Awards & Achievements
In 1918, he was conferred the title of Officer of the Most Excellent Order of the British Empire.
In 1922, he was awarded the prestigious Smith’s Prize for an essay on the darkening of the limb of a stellar disk.
In 1935, he received the Royal Astronomical Society Gold Medal.
In 1941, he was awarded the Royal Medal by the Royal Society.
In 1945, he became the recipient of distinguished Bruce Medal, one of the highest honors in the field of astronomy. It was awarded by the Astronomical Society of the Pacific for his outstanding lifetime contributions to astronomy.
‘Milne’, a large lunar crater located in the southern hemisphere on the far side of the Moon is named after him.
‘11767 Milne’, an asteroid discovered in 1971, was named in his honor.
Personal Life & Legacy

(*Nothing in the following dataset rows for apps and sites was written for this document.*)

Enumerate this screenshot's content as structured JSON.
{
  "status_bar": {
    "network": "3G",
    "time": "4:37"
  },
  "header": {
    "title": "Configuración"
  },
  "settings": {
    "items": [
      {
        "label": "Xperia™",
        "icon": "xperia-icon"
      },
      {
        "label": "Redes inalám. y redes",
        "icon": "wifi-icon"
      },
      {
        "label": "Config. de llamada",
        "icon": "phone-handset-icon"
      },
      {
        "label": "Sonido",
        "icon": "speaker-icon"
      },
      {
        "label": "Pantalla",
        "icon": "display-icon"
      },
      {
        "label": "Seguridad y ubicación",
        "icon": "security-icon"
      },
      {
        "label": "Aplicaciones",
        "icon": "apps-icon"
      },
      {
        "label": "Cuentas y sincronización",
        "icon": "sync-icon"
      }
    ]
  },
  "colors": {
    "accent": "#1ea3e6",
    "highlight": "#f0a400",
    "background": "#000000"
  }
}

In 1928, he married Margaret Campbell. They were blessed with two daughters and a son. Unfortunately, Margaret died during the birth of their son.
In 1940, he married again, this time to Beatrice Brevoort Renwick. They had a daughter but unfortunately, Beatrice also died in 1945.
He died of a heart attack on September 21, 1950, at the age of 54, in Dublin, Ireland while preparing to give a set of lectures.